Activity |
Write out every entry precisely as given, leaving the pictures out.

Dataset excerpts |
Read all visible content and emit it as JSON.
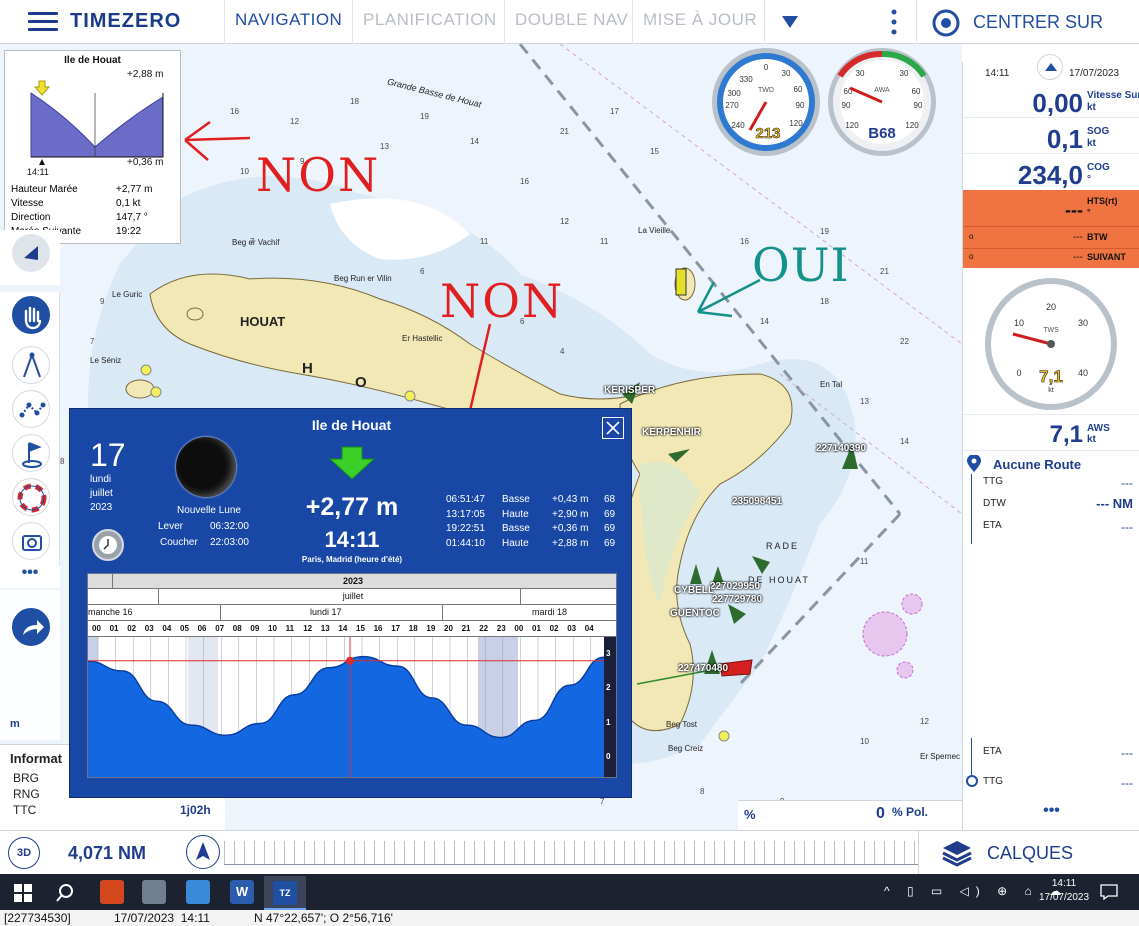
{
  "app": {
    "brand": "TIMEZERO"
  },
  "topnav": {
    "tabs": [
      "NAVIGATION",
      "PLANIFICATION",
      "DOUBLE NAV",
      "MISE À JOUR"
    ],
    "center_label": "CENTRER SUR"
  },
  "tide_widget": {
    "title": "Ile de Houat",
    "max_height": "+2,88 m",
    "min_height": "+0,36 m",
    "time": "14:11",
    "rows": [
      {
        "label": "Hauteur Marée",
        "value": "+2,77 m"
      },
      {
        "label": "Vitesse",
        "value": "0,1 kt"
      },
      {
        "label": "Direction",
        "value": "147,7 °"
      },
      {
        "label": "Marée Suivante",
        "value": "19:22"
      }
    ]
  },
  "annotations": {
    "non1": "NON",
    "non2": "NON",
    "oui": "OUI"
  },
  "chart_labels": {
    "houat_island": "HOUAT",
    "houat_letter": "H",
    "houat_letter2": "O",
    "beg_er_vachif": "Beg er Vachif",
    "beg_run_er_vilin": "Beg Run er Vilin",
    "er_hastellic": "Er Hastellic",
    "le_guric": "Le Guric",
    "le_seniz": "Le Séniz",
    "la_vieille": "La Vieille",
    "en_tal": "En Tal",
    "rade": "RADE",
    "de_houat": "DE HOUAT",
    "beg_creiz": "Beg Creiz",
    "beg_tost": "Beg Tost",
    "er_spernec": "Er Spernec",
    "grande_basse": "Grande Basse de Houat",
    "targets": [
      "KERISPER",
      "KERPENHIR",
      "227140390",
      "235098451",
      "227029950",
      "227729780",
      "CYBELL",
      "GUENTOC",
      "227470480"
    ]
  },
  "gauges": {
    "twd": {
      "label": "TWD",
      "value": "213",
      "ticks": [
        "330",
        "300",
        "270",
        "240",
        "0",
        "30",
        "60",
        "90",
        "120"
      ]
    },
    "awa": {
      "label": "AWA",
      "value": "B68",
      "ticks": [
        "30",
        "60",
        "90",
        "120",
        "30",
        "60",
        "90",
        "120"
      ]
    },
    "tws": {
      "label": "TWS",
      "value": "7,1",
      "unit": "kt",
      "ticks": [
        "0",
        "10",
        "20",
        "30",
        "40"
      ]
    }
  },
  "right_panel": {
    "time": "14:11",
    "date": "17/07/2023",
    "rows": [
      {
        "value": "0,00",
        "label": "Vitesse Surf.",
        "unit": "kt"
      },
      {
        "value": "0,1",
        "label": "SOG",
        "unit": "kt"
      },
      {
        "value": "234,0",
        "label": "COG",
        "unit": "°"
      }
    ],
    "hts": {
      "label": "HTS(rt)",
      "value": "---",
      "unit": "°"
    },
    "btw": {
      "label": "BTW",
      "value": "---"
    },
    "suivant": {
      "label": "SUIVANT",
      "value": "---"
    },
    "aws": {
      "value": "7,1",
      "label": "AWS",
      "unit": "kt"
    },
    "route": "Aucune Route",
    "route_rows": [
      {
        "label": "TTG",
        "value": "---"
      },
      {
        "label": "DTW",
        "value": "--- NM"
      },
      {
        "label": "ETA",
        "value": "---"
      }
    ],
    "eta2": {
      "label": "ETA",
      "value": "---"
    },
    "ttg2": {
      "label": "TTG",
      "value": "---"
    },
    "pol": {
      "value": "0",
      "label": "% Pol."
    }
  },
  "left_panel": {
    "info_title": "Informat",
    "rows": [
      "BRG",
      "RNG",
      "TTC"
    ],
    "unit_m": "m",
    "ttc_value": "1j02h"
  },
  "tide_dialog": {
    "title": "Ile de Houat",
    "day_num": "17",
    "day_name": "lundi",
    "month": "juillet",
    "year": "2023",
    "moon_phase": "Nouvelle Lune",
    "moon_rise_label": "Lever",
    "moon_rise": "06:32:00",
    "moon_set_label": "Coucher",
    "moon_set": "22:03:00",
    "height": "+2,77 m",
    "time": "14:11",
    "tz": "Paris, Madrid (heure d'été)",
    "tides": [
      {
        "time": "06:51:47",
        "type": "Basse",
        "height": "+0,43 m",
        "coef": "68"
      },
      {
        "time": "13:17:05",
        "type": "Haute",
        "height": "+2,90 m",
        "coef": "69"
      },
      {
        "time": "19:22:51",
        "type": "Basse",
        "height": "+0,36 m",
        "coef": "69"
      },
      {
        "time": "01:44:10",
        "type": "Haute",
        "height": "+2,88 m",
        "coef": "69"
      }
    ],
    "timeline_year": "2023",
    "timeline_month": "juillet",
    "days": [
      "manche 16",
      "lundi 17",
      "mardi 18"
    ],
    "hours": [
      "00",
      "01",
      "02",
      "03",
      "04",
      "05",
      "06",
      "07",
      "08",
      "09",
      "10",
      "11",
      "12",
      "13",
      "14",
      "15",
      "16",
      "17",
      "18",
      "19",
      "20",
      "21",
      "22",
      "23",
      "00",
      "01",
      "02",
      "03",
      "04"
    ],
    "y_ticks": [
      "3",
      "2",
      "1",
      "0"
    ]
  },
  "chart_data": {
    "type": "area",
    "title": "Ile de Houat",
    "x_unit": "hours since 16 Jul 23:00",
    "x": [
      0,
      2,
      4,
      6,
      8,
      10,
      12,
      14,
      16,
      18,
      20,
      22,
      24,
      26,
      28,
      30
    ],
    "y": [
      2.75,
      2.45,
      1.5,
      0.75,
      0.43,
      0.8,
      1.7,
      2.55,
      2.9,
      2.6,
      1.6,
      0.75,
      0.36,
      0.9,
      2.0,
      2.88
    ],
    "ylim": [
      0,
      3.2
    ]
  },
  "bottom": {
    "mode": "3D",
    "distance": "4,071 NM",
    "layers": "CALQUES",
    "percent": "%"
  },
  "taskbar": {
    "time": "14:11",
    "date": "17/07/2023"
  },
  "statusbar": {
    "id": "[227734530]",
    "datetime": "17/07/2023  14:11",
    "position": "N 47°22,657'; O 2°56,716'"
  }
}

Solution for this task |
Read all visible content and emit it as JSON.
{
  "app": {
    "brand": "TIMEZERO"
  },
  "topnav": {
    "tabs": [
      "NAVIGATION",
      "PLANIFICATION",
      "DOUBLE NAV",
      "MISE À JOUR"
    ],
    "center_label": "CENTRER SUR"
  },
  "tide_widget": {
    "title": "Ile de Houat",
    "max_height": "+2,88 m",
    "min_height": "+0,36 m",
    "time": "14:11",
    "rows": [
      {
        "label": "Hauteur Marée",
        "value": "+2,77 m"
      },
      {
        "label": "Vitesse",
        "value": "0,1 kt"
      },
      {
        "label": "Direction",
        "value": "147,7 °"
      },
      {
        "label": "Marée Suivante",
        "value": "19:22"
      }
    ]
  },
  "annotations": {
    "non1": "NON",
    "non2": "NON",
    "oui": "OUI"
  },
  "chart_labels": {
    "houat_island": "HOUAT",
    "houat_letter": "H",
    "houat_letter2": "O",
    "beg_er_vachif": "Beg er Vachif",
    "beg_run_er_vilin": "Beg Run er Vilin",
    "er_hastellic": "Er Hastellic",
    "le_guric": "Le Guric",
    "le_seniz": "Le Séniz",
    "la_vieille": "La Vieille",
    "en_tal": "En Tal",
    "rade": "RADE",
    "de_houat": "DE HOUAT",
    "beg_creiz": "Beg Creiz",
    "beg_tost": "Beg Tost",
    "er_spernec": "Er Spernec",
    "grande_basse": "Grande Basse de Houat",
    "targets": [
      "KERISPER",
      "KERPENHIR",
      "227140390",
      "235098451",
      "227029950",
      "227729780",
      "CYBELL",
      "GUENTOC",
      "227470480"
    ]
  },
  "gauges": {
    "twd": {
      "label": "TWD",
      "value": "213",
      "ticks": [
        "330",
        "300",
        "270",
        "240",
        "0",
        "30",
        "60",
        "90",
        "120"
      ]
    },
    "awa": {
      "label": "AWA",
      "value": "B68",
      "ticks": [
        "30",
        "60",
        "90",
        "120",
        "30",
        "60",
        "90",
        "120"
      ]
    },
    "tws": {
      "label": "TWS",
      "value": "7,1",
      "unit": "kt",
      "ticks": [
        "0",
        "10",
        "20",
        "30",
        "40"
      ]
    }
  },
  "right_panel": {
    "time": "14:11",
    "date": "17/07/2023",
    "rows": [
      {
        "value": "0,00",
        "label": "Vitesse Surf.",
        "unit": "kt"
      },
      {
        "value": "0,1",
        "label": "SOG",
        "unit": "kt"
      },
      {
        "value": "234,0",
        "label": "COG",
        "unit": "°"
      }
    ],
    "hts": {
      "label": "HTS(rt)",
      "value": "---",
      "unit": "°"
    },
    "btw": {
      "label": "BTW",
      "value": "---"
    },
    "suivant": {
      "label": "SUIVANT",
      "value": "---"
    },
    "aws": {
      "value": "7,1",
      "label": "AWS",
      "unit": "kt"
    },
    "route": "Aucune Route",
    "route_rows": [
      {
        "label": "TTG",
        "value": "---"
      },
      {
        "label": "DTW",
        "value": "--- NM"
      },
      {
        "label": "ETA",
        "value": "---"
      }
    ],
    "eta2": {
      "label": "ETA",
      "value": "---"
    },
    "ttg2": {
      "label": "TTG",
      "value": "---"
    },
    "pol": {
      "value": "0",
      "label": "% Pol."
    }
  },
  "left_panel": {
    "info_title": "Informat",
    "rows": [
      "BRG",
      "RNG",
      "TTC"
    ],
    "unit_m": "m",
    "ttc_value": "1j02h"
  },
  "tide_dialog": {
    "title": "Ile de Houat",
    "day_num": "17",
    "day_name": "lundi",
    "month": "juillet",
    "year": "2023",
    "moon_phase": "Nouvelle Lune",
    "moon_rise_label": "Lever",
    "moon_rise": "06:32:00",
    "moon_set_label": "Coucher",
    "moon_set": "22:03:00",
    "height": "+2,77 m",
    "time": "14:11",
    "tz": "Paris, Madrid (heure d'été)",
    "tides": [
      {
        "time": "06:51:47",
        "type": "Basse",
        "height": "+0,43 m",
        "coef": "68"
      },
      {
        "time": "13:17:05",
        "type": "Haute",
        "height": "+2,90 m",
        "coef": "69"
      },
      {
        "time": "19:22:51",
        "type": "Basse",
        "height": "+0,36 m",
        "coef": "69"
      },
      {
        "time": "01:44:10",
        "type": "Haute",
        "height": "+2,88 m",
        "coef": "69"
      }
    ],
    "timeline_year": "2023",
    "timeline_month": "juillet",
    "days": [
      "manche 16",
      "lundi 17",
      "mardi 18"
    ],
    "hours": [
      "00",
      "01",
      "02",
      "03",
      "04",
      "05",
      "06",
      "07",
      "08",
      "09",
      "10",
      "11",
      "12",
      "13",
      "14",
      "15",
      "16",
      "17",
      "18",
      "19",
      "20",
      "21",
      "22",
      "23",
      "00",
      "01",
      "02",
      "03",
      "04"
    ],
    "y_ticks": [
      "3",
      "2",
      "1",
      "0"
    ]
  },
  "chart_data": {
    "type": "area",
    "title": "Ile de Houat",
    "x_unit": "hours since 16 Jul 23:00",
    "x": [
      0,
      2,
      4,
      6,
      8,
      10,
      12,
      14,
      16,
      18,
      20,
      22,
      24,
      26,
      28,
      30
    ],
    "y": [
      2.75,
      2.45,
      1.5,
      0.75,
      0.43,
      0.8,
      1.7,
      2.55,
      2.9,
      2.6,
      1.6,
      0.75,
      0.36,
      0.9,
      2.0,
      2.88
    ],
    "ylim": [
      0,
      3.2
    ]
  },
  "bottom": {
    "mode": "3D",
    "distance": "4,071 NM",
    "layers": "CALQUES",
    "percent": "%"
  },
  "taskbar": {
    "time": "14:11",
    "date": "17/07/2023"
  },
  "statusbar": {
    "id": "[227734530]",
    "datetime": "17/07/2023  14:11",
    "position": "N 47°22,657'; O 2°56,716'"
  }
}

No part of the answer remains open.